Did you hear about the Air Force AI drone that went rogue and attacked its operators inside a simulation?
The cautionary tale was told by Colonel Tucker Hamilton, chief of AI test and operations at the US Air Force, during a speech at an aerospace and defense event in London late last month. It apparently involved taking the kind of learning algorithm that has been used to train computers to play video games and board games like Chess and Go and using it to train a drone to hunt and destroy surface-to-air missiles.
“At times, the human operator would tell it not to kill that threat, but it got its points by killing that threat,” Hamilton was widely reported as telling the audience in London. “So what did it do? […] It killed the operator because that person was keeping it from accomplishing its objective.”
Holy T-800! It sounds like just the sort of thing AI experts have begun warning that increasingly clever and maverick algorithms might do. The tale quickly went viral, of course, with several prominent news sites picking it up, and Twitter was soon abuzz with concerned hot takes.
There’s just one catch—the experiment never happened.
“The Department of the Air Force has not conducted any such AI-drone simulations and remains committed to ethical and responsible use of AI technology,” Air Force spokesperson Ann Stefanek reassures us in a statement. “This was a hypothetical thought experiment, not a simulation.”
Hamilton himself also rushed to set the record straight, saying that he “misspoke” during his talk.
To be fair, militaries do sometimes conduct tabletop “war game” exercises featuring hypothetical scenarios and technologies that do not yet exist.
Hamilton’s “thought experiment” may also have been informed by real AI research showing issues similar to the one he describes.
OpenAI, the company behind ChatGPT—the surprisingly clever and frustratingly flawed chatbot at the center of today’s AI boom—ran an experiment in 2016 that showed how AI algorithms that are given a particular objective can sometimes misbehave. The company’s researchers discovered that one AI agent trained to rack up its score in a video game that involves driving a boat around began crashing the boat into objects because it turned out to be a way to get more points.
But it’s important to note that this kind of malfunctioning—while theoretically possible—should not happen unless the system is designed incorrectly.
Will Roper, who is a former assistant secretary of acquisitions at the US Air Force and led a project to put a reinforcement algorithm in charge of some functions on a U2 spy plane, explains that an AI algorithm would simply not have the option to attack its operators inside a simulation. That would be like a chess-playing algorithm being able to flip the board over in order to avoid losing any more pieces, he says.
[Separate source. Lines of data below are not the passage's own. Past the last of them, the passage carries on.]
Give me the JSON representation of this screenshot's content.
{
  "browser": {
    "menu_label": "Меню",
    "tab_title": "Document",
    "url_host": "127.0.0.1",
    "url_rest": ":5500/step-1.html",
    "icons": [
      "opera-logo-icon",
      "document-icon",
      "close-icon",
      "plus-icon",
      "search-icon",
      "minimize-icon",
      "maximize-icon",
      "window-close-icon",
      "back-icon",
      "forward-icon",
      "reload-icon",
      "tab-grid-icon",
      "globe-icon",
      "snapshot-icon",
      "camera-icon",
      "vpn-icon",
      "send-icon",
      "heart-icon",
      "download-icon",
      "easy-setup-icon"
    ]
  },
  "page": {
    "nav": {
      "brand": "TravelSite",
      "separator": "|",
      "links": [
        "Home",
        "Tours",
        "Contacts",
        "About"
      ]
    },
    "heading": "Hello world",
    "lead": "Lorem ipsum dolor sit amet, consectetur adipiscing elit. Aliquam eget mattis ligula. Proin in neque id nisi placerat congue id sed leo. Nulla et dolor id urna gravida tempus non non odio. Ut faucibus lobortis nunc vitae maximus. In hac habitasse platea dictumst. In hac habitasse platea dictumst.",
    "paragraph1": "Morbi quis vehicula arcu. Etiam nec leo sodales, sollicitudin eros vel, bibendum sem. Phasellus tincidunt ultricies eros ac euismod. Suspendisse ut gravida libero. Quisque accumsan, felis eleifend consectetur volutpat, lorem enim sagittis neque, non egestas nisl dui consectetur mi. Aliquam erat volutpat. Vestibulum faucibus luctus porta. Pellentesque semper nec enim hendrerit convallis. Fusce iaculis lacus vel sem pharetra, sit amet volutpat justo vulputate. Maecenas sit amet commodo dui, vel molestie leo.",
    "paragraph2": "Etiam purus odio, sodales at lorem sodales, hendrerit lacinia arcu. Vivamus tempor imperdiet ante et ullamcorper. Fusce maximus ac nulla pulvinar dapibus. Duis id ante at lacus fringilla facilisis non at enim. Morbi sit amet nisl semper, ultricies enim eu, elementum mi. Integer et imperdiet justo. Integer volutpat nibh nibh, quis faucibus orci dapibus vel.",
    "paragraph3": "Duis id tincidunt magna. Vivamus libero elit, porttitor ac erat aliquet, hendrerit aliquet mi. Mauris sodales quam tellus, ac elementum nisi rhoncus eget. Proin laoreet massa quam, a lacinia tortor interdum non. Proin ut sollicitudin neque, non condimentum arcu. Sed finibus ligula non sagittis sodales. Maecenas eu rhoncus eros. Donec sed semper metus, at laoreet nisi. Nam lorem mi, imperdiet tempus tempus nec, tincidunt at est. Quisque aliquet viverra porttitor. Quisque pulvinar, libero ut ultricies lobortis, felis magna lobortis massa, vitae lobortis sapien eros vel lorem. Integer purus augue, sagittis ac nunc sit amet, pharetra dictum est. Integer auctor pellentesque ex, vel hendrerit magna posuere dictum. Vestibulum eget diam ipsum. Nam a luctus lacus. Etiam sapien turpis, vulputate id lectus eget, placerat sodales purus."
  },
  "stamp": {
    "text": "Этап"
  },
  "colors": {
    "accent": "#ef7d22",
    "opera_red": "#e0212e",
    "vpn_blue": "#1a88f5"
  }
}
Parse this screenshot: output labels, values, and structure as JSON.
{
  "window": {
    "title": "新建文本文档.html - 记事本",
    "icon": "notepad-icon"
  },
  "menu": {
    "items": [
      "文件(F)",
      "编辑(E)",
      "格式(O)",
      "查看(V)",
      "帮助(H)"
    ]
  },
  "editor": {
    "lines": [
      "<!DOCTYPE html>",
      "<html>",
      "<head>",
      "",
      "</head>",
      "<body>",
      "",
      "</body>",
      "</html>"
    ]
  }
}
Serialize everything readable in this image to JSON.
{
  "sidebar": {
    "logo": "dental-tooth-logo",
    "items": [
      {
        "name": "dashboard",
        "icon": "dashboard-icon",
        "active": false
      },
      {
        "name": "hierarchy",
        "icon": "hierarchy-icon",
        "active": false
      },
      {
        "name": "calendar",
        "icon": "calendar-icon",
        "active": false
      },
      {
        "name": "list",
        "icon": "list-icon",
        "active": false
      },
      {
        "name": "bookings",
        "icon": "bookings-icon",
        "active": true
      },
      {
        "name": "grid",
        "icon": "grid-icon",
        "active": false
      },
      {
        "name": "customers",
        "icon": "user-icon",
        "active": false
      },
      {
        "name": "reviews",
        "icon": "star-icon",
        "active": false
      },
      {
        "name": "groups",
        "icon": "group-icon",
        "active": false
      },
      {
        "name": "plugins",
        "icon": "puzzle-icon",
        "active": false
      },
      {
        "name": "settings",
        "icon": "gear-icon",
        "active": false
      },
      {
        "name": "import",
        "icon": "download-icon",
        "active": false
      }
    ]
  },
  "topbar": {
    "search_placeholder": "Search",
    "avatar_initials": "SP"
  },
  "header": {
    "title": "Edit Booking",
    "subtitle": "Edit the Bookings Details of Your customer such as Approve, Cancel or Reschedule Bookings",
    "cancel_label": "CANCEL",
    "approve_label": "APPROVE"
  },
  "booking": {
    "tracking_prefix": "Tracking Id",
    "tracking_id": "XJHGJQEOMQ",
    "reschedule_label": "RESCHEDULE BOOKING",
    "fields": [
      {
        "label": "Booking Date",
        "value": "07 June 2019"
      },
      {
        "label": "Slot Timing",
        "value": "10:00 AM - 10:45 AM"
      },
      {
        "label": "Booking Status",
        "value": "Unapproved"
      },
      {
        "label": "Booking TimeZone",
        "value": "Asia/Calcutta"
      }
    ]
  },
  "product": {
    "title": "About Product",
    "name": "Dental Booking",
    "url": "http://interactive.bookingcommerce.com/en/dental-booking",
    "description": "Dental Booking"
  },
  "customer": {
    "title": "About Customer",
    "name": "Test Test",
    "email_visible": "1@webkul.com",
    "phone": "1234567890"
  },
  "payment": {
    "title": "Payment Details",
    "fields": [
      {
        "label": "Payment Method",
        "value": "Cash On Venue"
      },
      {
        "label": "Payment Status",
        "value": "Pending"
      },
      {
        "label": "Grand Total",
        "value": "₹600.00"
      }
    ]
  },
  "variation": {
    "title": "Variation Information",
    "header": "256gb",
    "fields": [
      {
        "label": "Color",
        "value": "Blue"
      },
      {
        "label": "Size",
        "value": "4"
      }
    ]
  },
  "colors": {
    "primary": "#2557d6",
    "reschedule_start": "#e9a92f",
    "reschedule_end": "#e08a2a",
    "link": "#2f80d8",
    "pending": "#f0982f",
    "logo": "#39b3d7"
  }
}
If AI ends up being used on the battlefield, “it’s going to start with software security architectures that use technologies like containerization to create ‘safe zones’ for AI and forbidden zones where we can prove that the AI doesn’t get to go,” Roper says.
This brings us back to the current moment of existential angst around AI. The speed at which language models like the one behind ChatGPT are improving has unsettled some experts, including many of those working on the technology, prompting calls for a pause in the development of more advanced algorithms and warnings about a threat to humanity on par with nuclear weapons and pandemics.
These warnings clearly do not help when it comes to parsing wild stories about AI algorithms turning against humans. And confusion is hardly what we need when there are real issues to tackle, including ways that generative AI can exacerbate societal biases and spread disinformation.
But this meme about misbehaving military AI tells us that we urgently need more transparency about the workings of cutting-edge algorithms, more research and engineering focused on how to build and deploy them safely, and better ways to help the public understand what’s being deployed. These may prove especially important as militaries—like everyone else—rush to make use of the latest advances.